Action item: Word for word, reproduce the records that follow.

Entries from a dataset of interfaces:
*** Block opens ***
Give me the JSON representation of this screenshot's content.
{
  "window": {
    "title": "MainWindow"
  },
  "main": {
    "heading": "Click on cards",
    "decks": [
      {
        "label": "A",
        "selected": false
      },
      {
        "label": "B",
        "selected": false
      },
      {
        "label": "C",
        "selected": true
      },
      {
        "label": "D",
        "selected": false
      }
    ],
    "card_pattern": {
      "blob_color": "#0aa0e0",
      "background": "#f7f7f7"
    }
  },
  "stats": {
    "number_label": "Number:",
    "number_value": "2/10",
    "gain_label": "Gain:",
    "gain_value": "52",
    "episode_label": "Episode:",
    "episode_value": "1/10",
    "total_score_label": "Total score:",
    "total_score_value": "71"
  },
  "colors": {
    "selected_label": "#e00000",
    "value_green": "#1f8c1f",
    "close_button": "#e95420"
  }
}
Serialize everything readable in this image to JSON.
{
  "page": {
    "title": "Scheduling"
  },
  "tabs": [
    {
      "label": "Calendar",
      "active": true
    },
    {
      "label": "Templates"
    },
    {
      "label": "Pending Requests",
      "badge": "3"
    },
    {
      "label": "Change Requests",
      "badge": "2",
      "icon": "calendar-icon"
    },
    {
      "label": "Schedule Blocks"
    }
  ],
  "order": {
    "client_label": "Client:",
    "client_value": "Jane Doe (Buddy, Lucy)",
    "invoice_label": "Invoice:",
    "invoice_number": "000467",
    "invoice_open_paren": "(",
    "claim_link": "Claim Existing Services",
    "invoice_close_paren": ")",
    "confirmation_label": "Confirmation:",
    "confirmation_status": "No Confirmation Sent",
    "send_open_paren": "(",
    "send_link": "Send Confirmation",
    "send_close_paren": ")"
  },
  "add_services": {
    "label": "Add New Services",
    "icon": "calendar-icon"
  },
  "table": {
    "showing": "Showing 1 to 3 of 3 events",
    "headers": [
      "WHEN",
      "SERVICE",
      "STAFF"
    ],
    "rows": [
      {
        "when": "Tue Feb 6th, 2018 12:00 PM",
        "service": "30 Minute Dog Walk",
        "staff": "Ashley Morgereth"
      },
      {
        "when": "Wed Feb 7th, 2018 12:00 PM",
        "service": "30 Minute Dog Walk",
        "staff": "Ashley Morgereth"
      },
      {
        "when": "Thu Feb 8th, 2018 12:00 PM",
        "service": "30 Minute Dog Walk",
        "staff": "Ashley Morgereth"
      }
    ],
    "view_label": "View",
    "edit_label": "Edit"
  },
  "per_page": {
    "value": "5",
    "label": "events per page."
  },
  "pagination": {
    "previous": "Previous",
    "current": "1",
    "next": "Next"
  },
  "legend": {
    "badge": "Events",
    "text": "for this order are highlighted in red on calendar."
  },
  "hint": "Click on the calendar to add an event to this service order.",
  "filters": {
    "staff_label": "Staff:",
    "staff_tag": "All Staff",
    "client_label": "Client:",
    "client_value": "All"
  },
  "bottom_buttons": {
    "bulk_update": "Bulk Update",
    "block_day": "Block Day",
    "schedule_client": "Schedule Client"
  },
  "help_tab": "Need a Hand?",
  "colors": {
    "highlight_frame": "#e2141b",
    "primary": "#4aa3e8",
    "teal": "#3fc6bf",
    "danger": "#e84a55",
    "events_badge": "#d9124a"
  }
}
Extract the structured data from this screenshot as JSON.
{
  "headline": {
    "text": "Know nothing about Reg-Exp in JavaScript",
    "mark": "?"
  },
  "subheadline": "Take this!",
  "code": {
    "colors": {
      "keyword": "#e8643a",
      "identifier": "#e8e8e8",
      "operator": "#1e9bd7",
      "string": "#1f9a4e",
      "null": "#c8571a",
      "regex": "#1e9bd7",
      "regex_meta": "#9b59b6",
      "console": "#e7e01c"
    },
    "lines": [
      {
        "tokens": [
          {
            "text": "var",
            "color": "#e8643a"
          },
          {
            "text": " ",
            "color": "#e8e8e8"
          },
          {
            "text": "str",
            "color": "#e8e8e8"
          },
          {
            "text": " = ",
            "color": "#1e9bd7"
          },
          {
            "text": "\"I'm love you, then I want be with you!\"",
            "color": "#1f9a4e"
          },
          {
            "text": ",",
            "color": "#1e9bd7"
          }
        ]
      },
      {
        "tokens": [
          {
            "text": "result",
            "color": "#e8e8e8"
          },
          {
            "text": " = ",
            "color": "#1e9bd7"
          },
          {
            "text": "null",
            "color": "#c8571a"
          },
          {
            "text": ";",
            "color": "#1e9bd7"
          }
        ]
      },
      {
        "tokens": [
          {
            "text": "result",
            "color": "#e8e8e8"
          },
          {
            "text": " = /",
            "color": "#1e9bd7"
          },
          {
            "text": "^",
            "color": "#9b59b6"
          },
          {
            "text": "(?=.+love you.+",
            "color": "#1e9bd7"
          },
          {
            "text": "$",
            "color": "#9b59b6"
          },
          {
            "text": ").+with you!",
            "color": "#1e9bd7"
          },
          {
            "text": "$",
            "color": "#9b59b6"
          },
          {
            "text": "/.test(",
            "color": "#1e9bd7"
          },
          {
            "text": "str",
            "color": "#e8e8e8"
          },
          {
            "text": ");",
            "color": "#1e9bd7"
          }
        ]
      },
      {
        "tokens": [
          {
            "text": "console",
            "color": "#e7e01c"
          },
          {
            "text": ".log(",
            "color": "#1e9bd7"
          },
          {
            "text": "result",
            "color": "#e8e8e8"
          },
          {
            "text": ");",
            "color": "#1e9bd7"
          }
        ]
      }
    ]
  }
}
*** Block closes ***
Result for this task:
Give me the JSON representation of this screenshot's content.
{
  "window": {
    "title": "MainWindow"
  },
  "main": {
    "heading": "Click on cards",
    "decks": [
      {
        "label": "A",
        "selected": false
      },
      {
        "label": "B",
        "selected": false
      },
      {
        "label": "C",
        "selected": true
      },
      {
        "label": "D",
        "selected": false
      }
    ],
    "card_pattern": {
      "blob_color": "#0aa0e0",
      "background": "#f7f7f7"
    }
  },
  "stats": {
    "number_label": "Number:",
    "number_value": "2/10",
    "gain_label": "Gain:",
    "gain_value": "52",
    "episode_label": "Episode:",
    "episode_value": "1/10",
    "total_score_label": "Total score:",
    "total_score_value": "71"
  },
  "colors": {
    "selected_label": "#e00000",
    "value_green": "#1f8c1f",
    "close_button": "#e95420"
  }
}
Serialize everything readable in this image to JSON.
{
  "page": {
    "title": "Scheduling"
  },
  "tabs": [
    {
      "label": "Calendar",
      "active": true
    },
    {
      "label": "Templates"
    },
    {
      "label": "Pending Requests",
      "badge": "3"
    },
    {
      "label": "Change Requests",
      "badge": "2",
      "icon": "calendar-icon"
    },
    {
      "label": "Schedule Blocks"
    }
  ],
  "order": {
    "client_label": "Client:",
    "client_value": "Jane Doe (Buddy, Lucy)",
    "invoice_label": "Invoice:",
    "invoice_number": "000467",
    "invoice_open_paren": "(",
    "claim_link": "Claim Existing Services",
    "invoice_close_paren": ")",
    "confirmation_label": "Confirmation:",
    "confirmation_status": "No Confirmation Sent",
    "send_open_paren": "(",
    "send_link": "Send Confirmation",
    "send_close_paren": ")"
  },
  "add_services": {
    "label": "Add New Services",
    "icon": "calendar-icon"
  },
  "table": {
    "showing": "Showing 1 to 3 of 3 events",
    "headers": [
      "WHEN",
      "SERVICE",
      "STAFF"
    ],
    "rows": [
      {
        "when": "Tue Feb 6th, 2018 12:00 PM",
        "service": "30 Minute Dog Walk",
        "staff": "Ashley Morgereth"
      },
      {
        "when": "Wed Feb 7th, 2018 12:00 PM",
        "service": "30 Minute Dog Walk",
        "staff": "Ashley Morgereth"
      },
      {
        "when": "Thu Feb 8th, 2018 12:00 PM",
        "service": "30 Minute Dog Walk",
        "staff": "Ashley Morgereth"
      }
    ],
    "view_label": "View",
    "edit_label": "Edit"
  },
  "per_page": {
    "value": "5",
    "label": "events per page."
  },
  "pagination": {
    "previous": "Previous",
    "current": "1",
    "next": "Next"
  },
  "legend": {
    "badge": "Events",
    "text": "for this order are highlighted in red on calendar."
  },
  "hint": "Click on the calendar to add an event to this service order.",
  "filters": {
    "staff_label": "Staff:",
    "staff_tag": "All Staff",
    "client_label": "Client:",
    "client_value": "All"
  },
  "bottom_buttons": {
    "bulk_update": "Bulk Update",
    "block_day": "Block Day",
    "schedule_client": "Schedule Client"
  },
  "help_tab": "Need a Hand?",
  "colors": {
    "highlight_frame": "#e2141b",
    "primary": "#4aa3e8",
    "teal": "#3fc6bf",
    "danger": "#e84a55",
    "events_badge": "#d9124a"
  }
}
Extract the structured data from this screenshot as JSON.
{
  "headline": {
    "text": "Know nothing about Reg-Exp in JavaScript",
    "mark": "?"
  },
  "subheadline": "Take this!",
  "code": {
    "colors": {
      "keyword": "#e8643a",
      "identifier": "#e8e8e8",
      "operator": "#1e9bd7",
      "string": "#1f9a4e",
      "null": "#c8571a",
      "regex": "#1e9bd7",
      "regex_meta": "#9b59b6",
      "console": "#e7e01c"
    },
    "lines": [
      {
        "tokens": [
          {
            "text": "var",
            "color": "#e8643a"
          },
          {
            "text": " ",
            "color": "#e8e8e8"
          },
          {
            "text": "str",
            "color": "#e8e8e8"
          },
          {
            "text": " = ",
            "color": "#1e9bd7"
          },
          {
            "text": "\"I'm love you, then I want be with you!\"",
            "color": "#1f9a4e"
          },
          {
            "text": ",",
            "color": "#1e9bd7"
          }
        ]
      },
      {
        "tokens": [
          {
            "text": "result",
            "color": "#e8e8e8"
          },
          {
            "text": " = ",
            "color": "#1e9bd7"
          },
          {
            "text": "null",
            "color": "#c8571a"
          },
          {
            "text": ";",
            "color": "#1e9bd7"
          }
        ]
      },
      {
        "tokens": [
          {
            "text": "result",
            "color": "#e8e8e8"
          },
          {
            "text": " = /",
            "color": "#1e9bd7"
          },
          {
            "text": "^",
            "color": "#9b59b6"
          },
          {
            "text": "(?=.+love you.+",
            "color": "#1e9bd7"
          },
          {
            "text": "$",
            "color": "#9b59b6"
          },
          {
            "text": ").+with you!",
            "color": "#1e9bd7"
          },
          {
            "text": "$",
            "color": "#9b59b6"
          },
          {
            "text": "/.test(",
            "color": "#1e9bd7"
          },
          {
            "text": "str",
            "color": "#e8e8e8"
          },
          {
            "text": ");",
            "color": "#1e9bd7"
          }
        ]
      },
      {
        "tokens": [
          {
            "text": "console",
            "color": "#e7e01c"
          },
          {
            "text": ".log(",
            "color": "#1e9bd7"
          },
          {
            "text": "result",
            "color": "#e8e8e8"
          },
          {
            "text": ");",
            "color": "#1e9bd7"
          }
        ]
      }
    ]
  }
}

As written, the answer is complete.